THE TASK ▸
In the records below, find every line that contains "screenshot" and list it.

++++++++++

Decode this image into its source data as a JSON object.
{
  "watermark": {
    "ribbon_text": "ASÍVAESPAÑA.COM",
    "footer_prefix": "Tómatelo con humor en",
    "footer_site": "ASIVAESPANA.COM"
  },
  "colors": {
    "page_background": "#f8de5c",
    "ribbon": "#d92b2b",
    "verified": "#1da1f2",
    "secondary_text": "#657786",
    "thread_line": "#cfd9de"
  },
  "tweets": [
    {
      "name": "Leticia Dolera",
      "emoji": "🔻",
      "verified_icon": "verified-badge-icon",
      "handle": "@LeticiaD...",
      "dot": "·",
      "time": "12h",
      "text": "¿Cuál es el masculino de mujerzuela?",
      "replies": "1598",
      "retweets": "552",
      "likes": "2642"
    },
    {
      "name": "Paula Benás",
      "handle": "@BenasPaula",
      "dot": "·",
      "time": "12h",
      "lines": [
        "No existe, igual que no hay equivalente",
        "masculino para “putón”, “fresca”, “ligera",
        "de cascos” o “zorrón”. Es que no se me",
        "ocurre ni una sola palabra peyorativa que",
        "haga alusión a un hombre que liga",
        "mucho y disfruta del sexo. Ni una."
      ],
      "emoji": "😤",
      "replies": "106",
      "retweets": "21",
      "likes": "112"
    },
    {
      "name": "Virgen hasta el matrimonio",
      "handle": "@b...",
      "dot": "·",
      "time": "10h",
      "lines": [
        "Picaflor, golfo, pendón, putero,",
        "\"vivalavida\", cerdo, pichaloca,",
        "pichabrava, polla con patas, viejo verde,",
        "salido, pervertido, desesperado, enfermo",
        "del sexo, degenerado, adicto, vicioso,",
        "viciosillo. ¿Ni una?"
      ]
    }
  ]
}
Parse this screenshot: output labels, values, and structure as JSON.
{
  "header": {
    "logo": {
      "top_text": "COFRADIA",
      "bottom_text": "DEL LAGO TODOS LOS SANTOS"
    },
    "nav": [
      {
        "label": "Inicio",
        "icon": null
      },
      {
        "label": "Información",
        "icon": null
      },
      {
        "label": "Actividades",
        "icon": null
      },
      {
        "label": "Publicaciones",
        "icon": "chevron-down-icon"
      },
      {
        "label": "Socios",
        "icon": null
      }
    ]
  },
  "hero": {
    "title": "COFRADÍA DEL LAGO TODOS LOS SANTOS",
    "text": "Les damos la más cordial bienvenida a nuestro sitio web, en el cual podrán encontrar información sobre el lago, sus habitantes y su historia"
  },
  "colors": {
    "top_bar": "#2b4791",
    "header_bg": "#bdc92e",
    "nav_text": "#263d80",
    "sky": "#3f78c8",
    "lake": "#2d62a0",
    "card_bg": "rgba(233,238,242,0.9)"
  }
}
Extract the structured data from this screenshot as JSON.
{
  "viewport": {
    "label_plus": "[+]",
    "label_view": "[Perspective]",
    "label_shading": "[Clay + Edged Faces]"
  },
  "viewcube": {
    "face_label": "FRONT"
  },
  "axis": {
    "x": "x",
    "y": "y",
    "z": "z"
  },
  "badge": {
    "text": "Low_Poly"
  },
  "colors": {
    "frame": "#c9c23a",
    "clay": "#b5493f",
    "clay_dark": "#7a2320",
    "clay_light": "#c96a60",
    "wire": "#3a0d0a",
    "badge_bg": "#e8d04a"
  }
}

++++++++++

WRITTEN REPLY ▸
Parse this screenshot: output labels, values, and structure as JSON.
Extract the structured data from this screenshot as JSON.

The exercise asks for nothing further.